Australian Steve Jones has returned to golf after a nine-month break to claim the lead on the opening day of the New Zealand Open in Queenstown.
Jones put his career aside last year to aid his wife in her struggle to overcome a brain tumour, and made an impressive start to the four-day tournament in wet and windy conditions to finish at six under par.
The 31-year-old finished ahead of fellow countryman Callan O'Reilly, and third-placed Manawatu rookie Joshua Munn, who is tied at four under with Australian Matthew Millar.
Starting on the back nine at The Hills course, Jones got off to a rough start with two bogeys, but bounced back strongly to nail six birdies over the next eight holes.
A second bogey on the fourth was merely a blip as he regained his momentum with three more birdies helping him to a strong score.
"I'm very happy and very excited," said Jones. "Last year was a little tough. I took the year off and did the right thing and looked after my wife, so I'm happy I'm able to play again.
"When I started, it was gusting pretty high and raining, and I thought, 'it's going to be a tough day'.
"I got off to a pretty shaky start but managed to chip one in on my third hole. That got me going and I just took it from there."
Palmerston North product Munn enjoyed a "crazy day" and was pleased with a top-three finish after making his pro debut at the New Zealand PGA event at Remuera last week.
The 25-year-old began with an eagle and claimed four birdies to enjoy a share of the lead early on but slipped with bogeys on the third and 18th.
"It was a good day and I'm really pleased with that score," he said. "That wind and rain came in and you didn't know which way the wind was coming from and it was a bit of a guessing game really."
Tournament favourite Ryan Fox fought his way back to tie for 10th with fellow Kiwis Peter Smith and Craig Palmer at two under.
The 29-year-old began his round on Millbrook's back nine, with bogeys on the 15th and fourth holes the only blemishes, while back-to-back birdies on the 16th and 17th and another pair on the second and fifth holes assisted his cause.
"I was very happy," said Fox. "It was one of those days where you could play your way out of the tournament really easily.

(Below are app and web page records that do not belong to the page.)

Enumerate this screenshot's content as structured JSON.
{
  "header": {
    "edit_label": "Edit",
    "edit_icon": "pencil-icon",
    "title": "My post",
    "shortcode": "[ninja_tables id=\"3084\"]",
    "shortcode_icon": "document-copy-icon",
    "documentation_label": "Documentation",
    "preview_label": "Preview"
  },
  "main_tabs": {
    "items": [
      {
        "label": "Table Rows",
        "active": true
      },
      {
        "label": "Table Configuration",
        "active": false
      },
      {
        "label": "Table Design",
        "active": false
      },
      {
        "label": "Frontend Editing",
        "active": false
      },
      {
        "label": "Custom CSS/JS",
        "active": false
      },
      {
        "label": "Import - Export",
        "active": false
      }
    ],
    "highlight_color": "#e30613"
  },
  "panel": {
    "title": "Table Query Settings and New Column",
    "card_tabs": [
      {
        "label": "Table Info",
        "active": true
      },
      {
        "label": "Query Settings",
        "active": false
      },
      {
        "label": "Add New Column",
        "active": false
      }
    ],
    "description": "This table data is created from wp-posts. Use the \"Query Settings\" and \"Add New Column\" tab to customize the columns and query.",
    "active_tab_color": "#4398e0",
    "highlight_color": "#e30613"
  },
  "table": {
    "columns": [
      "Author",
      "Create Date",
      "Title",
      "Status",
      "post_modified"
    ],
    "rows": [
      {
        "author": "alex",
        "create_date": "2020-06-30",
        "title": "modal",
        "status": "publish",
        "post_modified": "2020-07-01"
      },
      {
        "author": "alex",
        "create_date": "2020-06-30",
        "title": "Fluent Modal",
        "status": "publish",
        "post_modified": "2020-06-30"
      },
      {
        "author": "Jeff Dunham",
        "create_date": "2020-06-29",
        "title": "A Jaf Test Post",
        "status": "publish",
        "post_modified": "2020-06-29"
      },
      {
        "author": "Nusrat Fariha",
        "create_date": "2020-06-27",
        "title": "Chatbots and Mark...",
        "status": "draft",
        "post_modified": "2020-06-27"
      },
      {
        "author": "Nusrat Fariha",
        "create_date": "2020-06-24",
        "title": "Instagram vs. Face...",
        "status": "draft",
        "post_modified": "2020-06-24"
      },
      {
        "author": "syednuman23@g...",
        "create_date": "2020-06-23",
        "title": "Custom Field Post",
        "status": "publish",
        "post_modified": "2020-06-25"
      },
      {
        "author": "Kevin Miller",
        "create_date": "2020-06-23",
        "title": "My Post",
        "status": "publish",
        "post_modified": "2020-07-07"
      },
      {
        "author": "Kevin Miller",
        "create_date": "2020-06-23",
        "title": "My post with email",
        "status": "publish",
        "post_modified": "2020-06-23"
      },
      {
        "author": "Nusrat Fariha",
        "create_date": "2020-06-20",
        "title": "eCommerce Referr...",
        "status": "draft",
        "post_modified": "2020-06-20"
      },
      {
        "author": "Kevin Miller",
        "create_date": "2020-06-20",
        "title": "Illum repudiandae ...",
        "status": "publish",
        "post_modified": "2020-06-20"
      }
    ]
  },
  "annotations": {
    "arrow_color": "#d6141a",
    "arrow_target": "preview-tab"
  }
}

"There were a few things I don't think I've ever seen happen on a golf course with a bit of wind blowing in different directions on the same hole.
"Hopefully tomorrow it's not too windy and we can make a few birdies out there and put some good scores up."